The Side Effects of Jiu-jitsu

marikit uychoco bjj kma

Learning Jiu-jitsu has more side effects than you’d expect.

I’ve been doing Jiu-jitsu for a year and a half now, and aside from the major benefits of being healthier, losing weight, and feeling great, I wanted to write about how it affects me in a more peripheral (and maybe more important) level. So here goes:

1. I’m not scared anymore. Or at least, I am not as scared as I used to be. I cannot tell you how important this is. I mean, once you know how to choke a person from behind, using public transportation suddenly becomes reasonable and almost non-threatening.

2. I am able to speak my mind. This is pretty much related to #1, because once you lose a lot of fear, you are also able to function better, period. Yes, sometimes I feel insecure (hard for some people to believe that, I know), but because of BJJ, I can speak my mind without inwardly cringing or feeling afraid that the person will up and leave (abandonment issues). I just go ahead and speak, much like just going ahead and pulling guard.

3. I feel part of a tribe (a team? a family?). There is real sisterhood with the women you roll with in BJJ, especially if you roll regularly with each other. You respect each other on the mats, which translates to respect off the mats. In my gym, which is KMA Makati, I feel at home seeing my team mates rolling or stretching or just generally having a good time. In my head, when I am watching people grapple on the ground, I think of the term “the killing fields” and it makes me feel all warm and fuzzy inside.

4. It has brought our family closer. Okay, maybe this only applies to families where everyone is doing BJJ (the four year old says he will be ready soon), but it means that when the boys are watching UFC, I actually understand what is happening (instead of inwardly cringing at the violence of it all) and I can actually talk about techniques. We get to know each other more, and I guess our personalities are reflected in the way that we roll; Arnell is all smart and intense; Daniel is strong and forceful; and Noah is tricky and fast. Me? I don’t know, but I am getting better.

5. Nothing seems impossible. As long as you can break something down in manageable chunks and apply it, you can do it. From BJJ to writing a book to finishing a PhD, nothing seems impossible anymore.

6. I appreciate my body more. Not because I have lost weight, but because of the possibilities a body can have, whether it is about grace, athleticism, or strength, the lesson for the almost-40-year-old me is that I have only one body, and it is an amazing machine that can change and become…better.

7. I found the calmness in the roll.

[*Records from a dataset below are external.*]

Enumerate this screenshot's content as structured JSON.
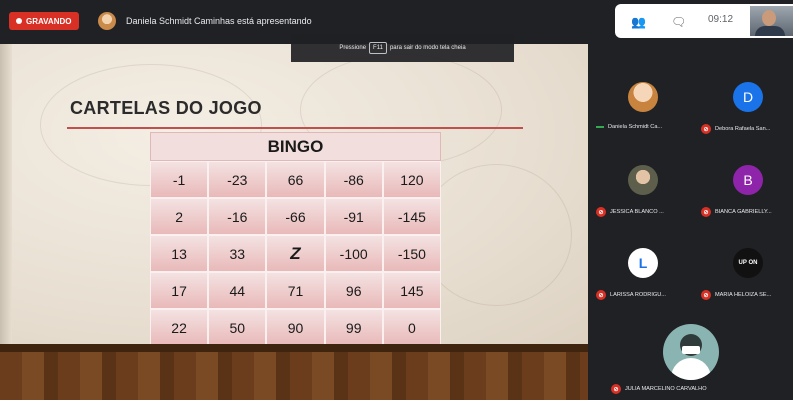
{
  "recording": {
    "label": "GRAVANDO"
  },
  "presenting": {
    "text": "Daniela Schmidt Caminhas está apresentando"
  },
  "fullscreen_hint": {
    "before": "Pressione",
    "key": "F11",
    "after": "para sair do modo tela cheia"
  },
  "toolbar": {
    "time": "09:12",
    "icons": [
      "people-icon",
      "chat-icon"
    ]
  },
  "slide": {
    "title": "CARTELAS DO JOGO",
    "bingo": {
      "header": "BINGO",
      "rows": [
        [
          "-1",
          "-23",
          "66",
          "-86",
          "120"
        ],
        [
          "2",
          "-16",
          "-66",
          "-91",
          "-145"
        ],
        [
          "13",
          "33",
          "Z",
          "-100",
          "-150"
        ],
        [
          "17",
          "44",
          "71",
          "96",
          "145"
        ],
        [
          "22",
          "50",
          "90",
          "99",
          "0"
        ]
      ]
    }
  },
  "participants": [
    {
      "name": "Daniela Schmidt Ca...",
      "initial": "",
      "color": "#e0a35c",
      "muted": false
    },
    {
      "name": "Debora Rafaela San...",
      "initial": "D",
      "color": "#1a73e8",
      "muted": true
    },
    {
      "name": "JESSICA BLANCO ...",
      "initial": "",
      "color": "#6d6f5a",
      "muted": true
    },
    {
      "name": "BIANCA GABRIELLY...",
      "initial": "B",
      "color": "#8e24aa",
      "muted": true
    },
    {
      "name": "LARISSA RODRIGU...",
      "initial": "L",
      "color": "#ffffff",
      "muted": true
    },
    {
      "name": "MARIA HELOIZA SE...",
      "initial": "UP ON",
      "color": "#111111",
      "muted": true
    },
    {
      "name": "JULIA MARCELINO CARVALHO",
      "initial": "",
      "color": "#8ab4b1",
      "muted": true
    }
  ]
}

That must sound so strange to people who don’t do Jiujitsu, it basically means that when I’m on the ground, grappling, I am not panicking, I am not afraid, I am not turbo-charged with aggression, I am simply wrestling with energies, finding weaknesses, knowing where to put my strength…Somehow I think this helps in real life, too, it’s just hard for me to figure out how…I just know it’s important.

The journey is different from everyone else’s. But everyone is on a journey, and everyone changes for the better. I don’t think that everyone who does BJJ are better human beings than the rest, but I can say that I am better human being because of BJJ.

This piece was originally posted as a Note on Uychoco’s Facebook Timeline, which you can read here.

Photo via Uychoco’s Facebook page

Marikit Uychoco

Marikit Uychoco

Marikit Uychoco started training Brazilian Jiujitsu (BJJ) in 2015 and has competed in a few competitions. Her whole family is into BJJ and her teenage sons were part of the BJJ National Team in 2016 (Juniors Division). She is also an Assistant Professor in the Department of English and Comparative Literature of the University of the Philippines, Diliman.
error: This is protected content